• Reduce butter up to half in cookies, cakes and muffins to lower fat and calories.
• Add a couple extra tablespoons of butter to box mixes or refrigerated doughs for extra richness.
• Brush melted butter on breads before baking for a crisp, golden crust.
• Sauté vegetables in 1 to 2 tablespoons butter to add depth of flavor.

### Why does melted butter weigh less than solid butter?

Melting separates the milk fats in butter, causing it to lose some volume. A cup of solid butter has slight air pockets that collapse when melted.

### Can I use salted and unsalted butter interchangeably?

You can, but it may alter the flavor and saltiness of a recipe. For baking, it’s best to use what the recipe calls for.

## Key Takeaways

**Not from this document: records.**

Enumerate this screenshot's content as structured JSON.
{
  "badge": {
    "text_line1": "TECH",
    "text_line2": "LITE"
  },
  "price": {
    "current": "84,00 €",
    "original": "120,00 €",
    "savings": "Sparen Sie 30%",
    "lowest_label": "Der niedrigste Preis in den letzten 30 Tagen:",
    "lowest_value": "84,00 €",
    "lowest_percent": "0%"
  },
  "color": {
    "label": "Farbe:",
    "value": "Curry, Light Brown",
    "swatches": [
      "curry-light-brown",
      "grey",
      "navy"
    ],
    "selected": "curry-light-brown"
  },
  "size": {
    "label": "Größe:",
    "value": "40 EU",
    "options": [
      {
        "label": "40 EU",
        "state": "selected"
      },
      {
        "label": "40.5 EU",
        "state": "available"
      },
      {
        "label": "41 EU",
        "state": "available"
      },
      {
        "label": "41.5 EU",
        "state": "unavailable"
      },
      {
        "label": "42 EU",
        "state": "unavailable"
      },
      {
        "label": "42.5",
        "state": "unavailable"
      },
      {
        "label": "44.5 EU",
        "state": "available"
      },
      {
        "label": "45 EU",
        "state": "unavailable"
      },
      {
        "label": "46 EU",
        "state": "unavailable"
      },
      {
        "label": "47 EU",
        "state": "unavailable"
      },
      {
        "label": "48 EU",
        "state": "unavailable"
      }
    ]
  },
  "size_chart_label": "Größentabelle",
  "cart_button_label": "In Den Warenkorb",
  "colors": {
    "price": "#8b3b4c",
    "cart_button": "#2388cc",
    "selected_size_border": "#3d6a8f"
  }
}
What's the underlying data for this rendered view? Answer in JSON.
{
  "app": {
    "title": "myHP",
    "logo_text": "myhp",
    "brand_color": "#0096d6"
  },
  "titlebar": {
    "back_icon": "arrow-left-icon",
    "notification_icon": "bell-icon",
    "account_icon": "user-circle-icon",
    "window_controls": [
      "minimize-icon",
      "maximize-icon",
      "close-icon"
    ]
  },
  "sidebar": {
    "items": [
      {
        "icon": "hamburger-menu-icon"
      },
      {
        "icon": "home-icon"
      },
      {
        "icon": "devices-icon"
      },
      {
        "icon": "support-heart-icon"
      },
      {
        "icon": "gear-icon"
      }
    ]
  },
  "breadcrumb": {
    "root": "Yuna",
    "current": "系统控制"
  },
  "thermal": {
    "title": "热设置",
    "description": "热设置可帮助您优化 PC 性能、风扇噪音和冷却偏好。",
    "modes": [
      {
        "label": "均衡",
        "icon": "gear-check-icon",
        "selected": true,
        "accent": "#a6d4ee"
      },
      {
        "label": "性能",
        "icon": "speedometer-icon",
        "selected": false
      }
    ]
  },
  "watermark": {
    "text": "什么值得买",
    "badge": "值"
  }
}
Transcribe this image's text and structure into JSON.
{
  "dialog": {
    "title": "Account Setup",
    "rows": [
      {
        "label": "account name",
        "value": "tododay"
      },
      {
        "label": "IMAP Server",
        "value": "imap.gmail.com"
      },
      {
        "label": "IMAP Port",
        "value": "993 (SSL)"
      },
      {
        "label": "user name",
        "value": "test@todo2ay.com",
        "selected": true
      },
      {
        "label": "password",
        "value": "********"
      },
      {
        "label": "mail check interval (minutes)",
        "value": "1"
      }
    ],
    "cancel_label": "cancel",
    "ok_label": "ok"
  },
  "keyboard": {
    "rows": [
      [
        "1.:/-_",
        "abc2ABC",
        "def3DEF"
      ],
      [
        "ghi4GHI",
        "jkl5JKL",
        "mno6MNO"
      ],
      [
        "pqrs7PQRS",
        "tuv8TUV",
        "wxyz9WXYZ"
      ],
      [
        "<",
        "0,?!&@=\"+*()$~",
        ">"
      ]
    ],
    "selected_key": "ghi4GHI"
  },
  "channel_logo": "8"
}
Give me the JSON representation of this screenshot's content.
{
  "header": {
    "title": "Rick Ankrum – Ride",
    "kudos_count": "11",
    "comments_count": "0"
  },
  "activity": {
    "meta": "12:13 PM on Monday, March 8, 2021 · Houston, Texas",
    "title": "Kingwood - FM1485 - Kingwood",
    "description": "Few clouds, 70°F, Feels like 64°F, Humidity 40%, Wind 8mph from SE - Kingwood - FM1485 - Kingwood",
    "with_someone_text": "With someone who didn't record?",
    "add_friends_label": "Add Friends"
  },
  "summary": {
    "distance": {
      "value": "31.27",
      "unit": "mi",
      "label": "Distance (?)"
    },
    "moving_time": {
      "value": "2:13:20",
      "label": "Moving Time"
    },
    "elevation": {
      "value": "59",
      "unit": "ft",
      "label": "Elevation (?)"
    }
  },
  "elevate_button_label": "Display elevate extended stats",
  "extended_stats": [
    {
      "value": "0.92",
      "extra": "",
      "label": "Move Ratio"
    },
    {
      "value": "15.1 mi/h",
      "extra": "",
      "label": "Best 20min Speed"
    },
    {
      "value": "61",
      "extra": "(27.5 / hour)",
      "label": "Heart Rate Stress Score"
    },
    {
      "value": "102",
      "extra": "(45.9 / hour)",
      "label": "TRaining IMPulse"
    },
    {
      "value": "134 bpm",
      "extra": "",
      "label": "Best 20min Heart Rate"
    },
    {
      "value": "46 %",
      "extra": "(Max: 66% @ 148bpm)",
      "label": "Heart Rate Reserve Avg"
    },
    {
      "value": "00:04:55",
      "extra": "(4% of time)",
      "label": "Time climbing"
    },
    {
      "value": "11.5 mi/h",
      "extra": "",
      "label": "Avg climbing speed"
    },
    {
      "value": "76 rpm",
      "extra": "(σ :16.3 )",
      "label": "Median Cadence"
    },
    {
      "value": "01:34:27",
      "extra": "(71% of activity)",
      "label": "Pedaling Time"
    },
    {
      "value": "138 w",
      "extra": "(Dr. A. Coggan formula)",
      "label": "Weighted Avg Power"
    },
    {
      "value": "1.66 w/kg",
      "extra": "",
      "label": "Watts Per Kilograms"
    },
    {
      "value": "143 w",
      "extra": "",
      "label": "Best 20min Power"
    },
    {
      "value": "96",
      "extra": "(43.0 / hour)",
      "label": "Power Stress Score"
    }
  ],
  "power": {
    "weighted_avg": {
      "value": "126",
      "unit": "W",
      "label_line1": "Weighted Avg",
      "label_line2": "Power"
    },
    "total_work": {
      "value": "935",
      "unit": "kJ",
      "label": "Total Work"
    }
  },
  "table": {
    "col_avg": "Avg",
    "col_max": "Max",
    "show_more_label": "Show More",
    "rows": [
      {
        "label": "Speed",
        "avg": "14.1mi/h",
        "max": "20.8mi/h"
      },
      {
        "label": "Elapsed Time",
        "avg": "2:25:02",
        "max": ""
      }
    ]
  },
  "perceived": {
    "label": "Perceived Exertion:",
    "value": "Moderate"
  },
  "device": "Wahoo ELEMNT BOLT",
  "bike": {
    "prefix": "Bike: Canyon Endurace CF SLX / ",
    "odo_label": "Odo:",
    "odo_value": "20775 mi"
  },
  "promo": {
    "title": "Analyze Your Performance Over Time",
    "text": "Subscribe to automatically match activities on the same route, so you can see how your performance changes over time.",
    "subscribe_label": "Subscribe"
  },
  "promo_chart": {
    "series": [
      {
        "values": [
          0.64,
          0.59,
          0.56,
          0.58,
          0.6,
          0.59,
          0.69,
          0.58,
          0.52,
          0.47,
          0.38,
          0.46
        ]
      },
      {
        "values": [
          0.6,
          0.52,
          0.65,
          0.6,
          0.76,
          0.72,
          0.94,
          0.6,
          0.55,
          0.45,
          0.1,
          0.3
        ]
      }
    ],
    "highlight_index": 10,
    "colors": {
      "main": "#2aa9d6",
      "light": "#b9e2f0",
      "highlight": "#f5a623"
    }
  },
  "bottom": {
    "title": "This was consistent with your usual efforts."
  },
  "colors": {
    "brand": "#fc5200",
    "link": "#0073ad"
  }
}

• One-half cup of solid butter equals 4 ounces or 113 grams.
• Melted and whipped butter weigh slightly less than solid butter.
• Butter contributes moisture, richness and flavor to recipes.
• Weighing butter provides the most consistent measurements for baking.
• Butter can be replaced with oils or other fats in similar weights.

## Conclusion

Knowing exactly how much 1⁄2 cup of butter weighs is valuable for both cooking and baking. Solid butter provides more richness than melted or whipped, while cutting the butter amount can reduce fat and calories. By mastering butter measurements, you can adjust the moisture, flavor and texture in all kinds of dishes.